Check the entries below and say how many lines include the word "Нової". No other text is wanted.

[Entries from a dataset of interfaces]
= Beginning of Section =
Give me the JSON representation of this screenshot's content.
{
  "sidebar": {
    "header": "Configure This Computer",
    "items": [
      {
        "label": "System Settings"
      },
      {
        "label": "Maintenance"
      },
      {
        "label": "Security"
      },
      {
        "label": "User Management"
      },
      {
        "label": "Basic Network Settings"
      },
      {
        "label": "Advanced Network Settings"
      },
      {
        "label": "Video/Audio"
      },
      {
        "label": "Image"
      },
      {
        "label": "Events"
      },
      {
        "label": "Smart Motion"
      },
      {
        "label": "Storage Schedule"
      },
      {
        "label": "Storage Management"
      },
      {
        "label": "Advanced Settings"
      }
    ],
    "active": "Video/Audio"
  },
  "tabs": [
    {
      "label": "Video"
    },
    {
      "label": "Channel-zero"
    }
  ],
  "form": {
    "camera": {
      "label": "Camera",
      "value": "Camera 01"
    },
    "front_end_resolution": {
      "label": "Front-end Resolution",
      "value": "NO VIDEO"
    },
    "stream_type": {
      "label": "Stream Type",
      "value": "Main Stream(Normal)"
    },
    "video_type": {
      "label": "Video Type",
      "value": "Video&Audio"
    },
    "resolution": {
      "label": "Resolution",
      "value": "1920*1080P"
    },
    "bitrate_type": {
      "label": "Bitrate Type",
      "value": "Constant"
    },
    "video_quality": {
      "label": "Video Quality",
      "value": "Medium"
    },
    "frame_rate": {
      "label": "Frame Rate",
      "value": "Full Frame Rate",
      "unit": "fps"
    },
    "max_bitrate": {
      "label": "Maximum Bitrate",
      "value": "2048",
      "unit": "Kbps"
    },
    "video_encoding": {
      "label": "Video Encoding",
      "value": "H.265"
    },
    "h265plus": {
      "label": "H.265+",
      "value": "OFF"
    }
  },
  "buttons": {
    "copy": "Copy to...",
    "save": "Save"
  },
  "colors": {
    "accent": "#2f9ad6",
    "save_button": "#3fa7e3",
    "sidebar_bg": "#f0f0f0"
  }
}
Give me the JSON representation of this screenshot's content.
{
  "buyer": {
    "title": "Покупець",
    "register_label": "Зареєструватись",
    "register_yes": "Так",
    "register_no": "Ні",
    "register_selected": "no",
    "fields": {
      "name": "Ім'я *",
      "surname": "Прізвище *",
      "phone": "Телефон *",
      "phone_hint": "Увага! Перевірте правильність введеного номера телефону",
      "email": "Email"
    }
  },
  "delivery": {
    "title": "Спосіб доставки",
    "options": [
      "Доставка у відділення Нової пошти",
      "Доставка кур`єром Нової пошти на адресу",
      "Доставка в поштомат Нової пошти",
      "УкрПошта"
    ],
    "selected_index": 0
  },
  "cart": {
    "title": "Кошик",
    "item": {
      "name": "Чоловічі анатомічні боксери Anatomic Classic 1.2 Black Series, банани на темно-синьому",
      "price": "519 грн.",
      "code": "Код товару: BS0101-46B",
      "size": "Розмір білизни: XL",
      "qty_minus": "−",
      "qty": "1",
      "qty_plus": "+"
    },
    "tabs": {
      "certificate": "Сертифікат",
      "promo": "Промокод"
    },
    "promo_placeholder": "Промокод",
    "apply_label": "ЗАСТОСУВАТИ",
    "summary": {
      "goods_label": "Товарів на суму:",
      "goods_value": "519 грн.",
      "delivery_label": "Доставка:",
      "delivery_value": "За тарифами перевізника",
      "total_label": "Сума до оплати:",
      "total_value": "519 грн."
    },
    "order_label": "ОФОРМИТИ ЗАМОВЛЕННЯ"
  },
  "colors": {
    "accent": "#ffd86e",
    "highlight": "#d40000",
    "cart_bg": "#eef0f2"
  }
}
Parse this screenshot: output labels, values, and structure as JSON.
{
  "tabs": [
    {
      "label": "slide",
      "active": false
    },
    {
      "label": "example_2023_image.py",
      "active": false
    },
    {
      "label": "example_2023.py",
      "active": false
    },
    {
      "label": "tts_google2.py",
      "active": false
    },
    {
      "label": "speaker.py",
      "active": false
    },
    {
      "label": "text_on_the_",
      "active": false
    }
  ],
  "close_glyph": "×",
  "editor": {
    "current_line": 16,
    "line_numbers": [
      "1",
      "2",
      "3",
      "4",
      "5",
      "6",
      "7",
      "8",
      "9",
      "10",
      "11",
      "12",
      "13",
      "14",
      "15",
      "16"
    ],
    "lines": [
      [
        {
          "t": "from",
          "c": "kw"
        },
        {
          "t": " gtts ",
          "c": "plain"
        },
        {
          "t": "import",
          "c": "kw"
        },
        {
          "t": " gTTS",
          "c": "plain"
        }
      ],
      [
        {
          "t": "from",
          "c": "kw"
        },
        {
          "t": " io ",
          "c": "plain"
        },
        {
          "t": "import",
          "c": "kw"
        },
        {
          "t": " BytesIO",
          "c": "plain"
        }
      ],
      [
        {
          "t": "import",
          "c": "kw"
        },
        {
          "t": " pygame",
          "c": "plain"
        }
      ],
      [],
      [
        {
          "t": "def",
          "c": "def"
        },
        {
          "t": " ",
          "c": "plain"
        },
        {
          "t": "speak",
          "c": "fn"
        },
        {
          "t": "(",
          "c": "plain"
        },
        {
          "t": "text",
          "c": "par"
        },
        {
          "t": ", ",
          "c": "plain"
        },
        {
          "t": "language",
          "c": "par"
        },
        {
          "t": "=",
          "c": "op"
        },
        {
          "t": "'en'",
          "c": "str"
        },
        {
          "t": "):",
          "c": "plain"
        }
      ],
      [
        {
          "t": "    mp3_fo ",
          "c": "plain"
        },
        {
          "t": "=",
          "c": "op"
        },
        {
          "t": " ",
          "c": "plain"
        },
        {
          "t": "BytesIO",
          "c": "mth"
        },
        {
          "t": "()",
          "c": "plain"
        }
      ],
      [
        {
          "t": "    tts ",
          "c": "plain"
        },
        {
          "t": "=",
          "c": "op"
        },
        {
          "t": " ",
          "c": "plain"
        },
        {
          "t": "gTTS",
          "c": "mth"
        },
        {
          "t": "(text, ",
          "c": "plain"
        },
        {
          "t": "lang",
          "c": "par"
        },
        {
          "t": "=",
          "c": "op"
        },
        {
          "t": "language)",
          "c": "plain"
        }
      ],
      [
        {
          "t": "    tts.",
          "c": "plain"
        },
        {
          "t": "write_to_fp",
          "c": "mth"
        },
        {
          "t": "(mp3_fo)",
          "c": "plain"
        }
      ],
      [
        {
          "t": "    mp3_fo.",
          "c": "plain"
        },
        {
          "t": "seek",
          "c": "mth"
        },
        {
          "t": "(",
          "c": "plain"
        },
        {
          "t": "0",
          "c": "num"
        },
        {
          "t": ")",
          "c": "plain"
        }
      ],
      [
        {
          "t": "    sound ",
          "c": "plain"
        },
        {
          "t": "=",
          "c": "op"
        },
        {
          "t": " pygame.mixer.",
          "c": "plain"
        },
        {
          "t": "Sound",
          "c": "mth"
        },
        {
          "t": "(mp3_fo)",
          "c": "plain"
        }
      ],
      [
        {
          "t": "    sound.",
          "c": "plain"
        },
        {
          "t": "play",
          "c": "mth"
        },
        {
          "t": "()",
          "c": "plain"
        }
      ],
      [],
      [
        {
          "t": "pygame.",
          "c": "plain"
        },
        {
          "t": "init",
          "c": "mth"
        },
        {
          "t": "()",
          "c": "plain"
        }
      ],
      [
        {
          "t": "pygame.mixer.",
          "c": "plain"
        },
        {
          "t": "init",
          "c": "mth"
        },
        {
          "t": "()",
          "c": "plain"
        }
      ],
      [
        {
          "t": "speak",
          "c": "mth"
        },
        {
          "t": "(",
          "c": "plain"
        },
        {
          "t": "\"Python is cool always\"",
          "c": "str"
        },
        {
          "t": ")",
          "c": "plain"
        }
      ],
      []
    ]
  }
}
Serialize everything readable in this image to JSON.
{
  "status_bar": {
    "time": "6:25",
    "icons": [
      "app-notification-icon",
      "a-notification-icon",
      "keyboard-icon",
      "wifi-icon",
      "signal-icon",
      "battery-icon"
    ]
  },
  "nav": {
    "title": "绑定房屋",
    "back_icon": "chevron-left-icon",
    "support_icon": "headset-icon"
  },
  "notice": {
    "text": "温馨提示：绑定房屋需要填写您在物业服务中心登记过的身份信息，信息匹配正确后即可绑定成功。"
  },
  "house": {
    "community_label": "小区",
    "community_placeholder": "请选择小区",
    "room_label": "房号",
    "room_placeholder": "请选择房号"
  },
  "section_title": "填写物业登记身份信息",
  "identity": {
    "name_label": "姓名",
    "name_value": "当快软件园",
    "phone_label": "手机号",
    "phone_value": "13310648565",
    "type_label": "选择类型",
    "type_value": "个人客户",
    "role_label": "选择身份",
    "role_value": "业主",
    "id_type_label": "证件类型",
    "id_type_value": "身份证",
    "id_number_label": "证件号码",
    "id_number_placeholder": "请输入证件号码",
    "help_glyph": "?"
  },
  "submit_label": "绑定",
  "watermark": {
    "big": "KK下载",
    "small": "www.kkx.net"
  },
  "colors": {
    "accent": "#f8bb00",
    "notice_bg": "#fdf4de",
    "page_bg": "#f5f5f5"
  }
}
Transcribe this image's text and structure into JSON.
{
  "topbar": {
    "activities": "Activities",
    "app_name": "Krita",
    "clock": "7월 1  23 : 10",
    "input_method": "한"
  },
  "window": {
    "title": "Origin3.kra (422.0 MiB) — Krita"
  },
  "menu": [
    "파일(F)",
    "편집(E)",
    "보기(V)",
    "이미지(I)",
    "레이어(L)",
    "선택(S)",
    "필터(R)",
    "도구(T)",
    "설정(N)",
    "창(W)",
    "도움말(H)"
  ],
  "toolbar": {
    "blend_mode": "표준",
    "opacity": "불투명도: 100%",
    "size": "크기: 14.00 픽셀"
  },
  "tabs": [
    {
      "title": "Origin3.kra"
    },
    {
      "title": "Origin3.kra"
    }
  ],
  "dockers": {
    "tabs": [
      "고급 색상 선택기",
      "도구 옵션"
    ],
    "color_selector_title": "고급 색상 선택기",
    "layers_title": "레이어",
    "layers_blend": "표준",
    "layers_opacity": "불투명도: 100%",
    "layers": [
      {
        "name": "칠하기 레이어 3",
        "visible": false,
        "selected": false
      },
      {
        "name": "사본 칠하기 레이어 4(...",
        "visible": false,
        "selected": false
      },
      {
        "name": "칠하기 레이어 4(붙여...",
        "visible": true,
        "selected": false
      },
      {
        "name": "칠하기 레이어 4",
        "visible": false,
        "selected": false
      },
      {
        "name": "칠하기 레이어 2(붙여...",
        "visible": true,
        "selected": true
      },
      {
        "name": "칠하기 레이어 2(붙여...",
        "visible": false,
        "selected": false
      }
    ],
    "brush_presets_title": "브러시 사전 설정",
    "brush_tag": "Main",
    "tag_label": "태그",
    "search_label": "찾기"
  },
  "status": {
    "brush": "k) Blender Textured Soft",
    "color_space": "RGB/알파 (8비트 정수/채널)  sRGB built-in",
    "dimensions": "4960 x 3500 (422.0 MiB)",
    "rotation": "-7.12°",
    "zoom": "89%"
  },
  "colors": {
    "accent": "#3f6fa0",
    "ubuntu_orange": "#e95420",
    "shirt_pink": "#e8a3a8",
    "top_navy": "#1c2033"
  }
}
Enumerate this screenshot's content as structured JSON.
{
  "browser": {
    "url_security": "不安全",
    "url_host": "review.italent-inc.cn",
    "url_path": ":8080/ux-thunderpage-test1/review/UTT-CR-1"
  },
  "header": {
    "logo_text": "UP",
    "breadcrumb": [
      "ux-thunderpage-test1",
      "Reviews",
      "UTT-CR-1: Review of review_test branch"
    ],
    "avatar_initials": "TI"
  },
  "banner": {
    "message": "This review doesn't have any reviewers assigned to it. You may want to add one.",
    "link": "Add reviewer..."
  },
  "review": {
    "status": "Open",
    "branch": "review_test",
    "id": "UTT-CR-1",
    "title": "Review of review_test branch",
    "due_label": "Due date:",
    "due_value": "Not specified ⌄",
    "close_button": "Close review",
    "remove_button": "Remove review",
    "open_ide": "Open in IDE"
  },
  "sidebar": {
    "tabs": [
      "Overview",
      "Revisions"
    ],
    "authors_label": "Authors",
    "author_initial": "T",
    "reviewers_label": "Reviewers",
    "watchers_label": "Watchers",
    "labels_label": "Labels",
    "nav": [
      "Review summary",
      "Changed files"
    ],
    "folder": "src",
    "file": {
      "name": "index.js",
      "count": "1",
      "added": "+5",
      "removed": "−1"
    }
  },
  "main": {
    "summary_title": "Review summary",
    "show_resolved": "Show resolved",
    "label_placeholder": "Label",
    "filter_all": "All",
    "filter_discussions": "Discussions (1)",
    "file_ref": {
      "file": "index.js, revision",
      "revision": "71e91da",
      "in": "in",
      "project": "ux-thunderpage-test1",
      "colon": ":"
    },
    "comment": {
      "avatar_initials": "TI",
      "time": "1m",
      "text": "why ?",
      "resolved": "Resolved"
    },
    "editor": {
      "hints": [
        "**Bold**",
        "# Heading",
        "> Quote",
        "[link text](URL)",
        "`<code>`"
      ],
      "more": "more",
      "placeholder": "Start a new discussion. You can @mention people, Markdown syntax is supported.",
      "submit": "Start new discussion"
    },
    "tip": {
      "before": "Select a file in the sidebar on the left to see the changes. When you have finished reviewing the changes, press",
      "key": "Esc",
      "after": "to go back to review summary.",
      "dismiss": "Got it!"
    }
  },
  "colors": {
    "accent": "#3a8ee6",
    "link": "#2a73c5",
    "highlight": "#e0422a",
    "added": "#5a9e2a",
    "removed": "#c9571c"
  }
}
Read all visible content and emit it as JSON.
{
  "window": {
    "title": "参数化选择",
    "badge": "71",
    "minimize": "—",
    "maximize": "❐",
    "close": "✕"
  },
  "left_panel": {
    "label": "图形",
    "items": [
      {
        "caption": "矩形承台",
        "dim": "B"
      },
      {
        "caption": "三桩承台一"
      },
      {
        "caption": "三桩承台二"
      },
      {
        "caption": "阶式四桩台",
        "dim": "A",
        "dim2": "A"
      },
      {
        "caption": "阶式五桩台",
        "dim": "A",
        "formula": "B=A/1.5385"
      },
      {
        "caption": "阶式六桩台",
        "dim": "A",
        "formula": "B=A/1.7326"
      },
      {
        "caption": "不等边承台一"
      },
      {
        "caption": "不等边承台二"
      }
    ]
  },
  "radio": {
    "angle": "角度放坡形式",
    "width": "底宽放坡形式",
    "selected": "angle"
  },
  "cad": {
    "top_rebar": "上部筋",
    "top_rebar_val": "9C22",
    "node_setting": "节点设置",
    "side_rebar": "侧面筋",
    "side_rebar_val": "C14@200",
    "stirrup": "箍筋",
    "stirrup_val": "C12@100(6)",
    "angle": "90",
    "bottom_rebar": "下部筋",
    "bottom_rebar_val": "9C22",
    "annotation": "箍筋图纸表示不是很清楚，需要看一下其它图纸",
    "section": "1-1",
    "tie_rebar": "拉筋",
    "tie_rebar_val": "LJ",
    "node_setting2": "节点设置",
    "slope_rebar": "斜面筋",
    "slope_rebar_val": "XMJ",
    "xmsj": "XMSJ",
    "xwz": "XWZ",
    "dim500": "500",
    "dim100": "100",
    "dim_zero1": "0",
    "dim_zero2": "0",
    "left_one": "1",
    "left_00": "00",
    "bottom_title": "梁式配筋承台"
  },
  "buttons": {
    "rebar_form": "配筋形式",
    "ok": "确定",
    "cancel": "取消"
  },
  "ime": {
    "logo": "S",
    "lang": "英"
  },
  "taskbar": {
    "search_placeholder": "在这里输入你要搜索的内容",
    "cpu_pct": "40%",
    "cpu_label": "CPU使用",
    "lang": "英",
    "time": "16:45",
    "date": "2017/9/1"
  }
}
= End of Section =
**Answer:** 3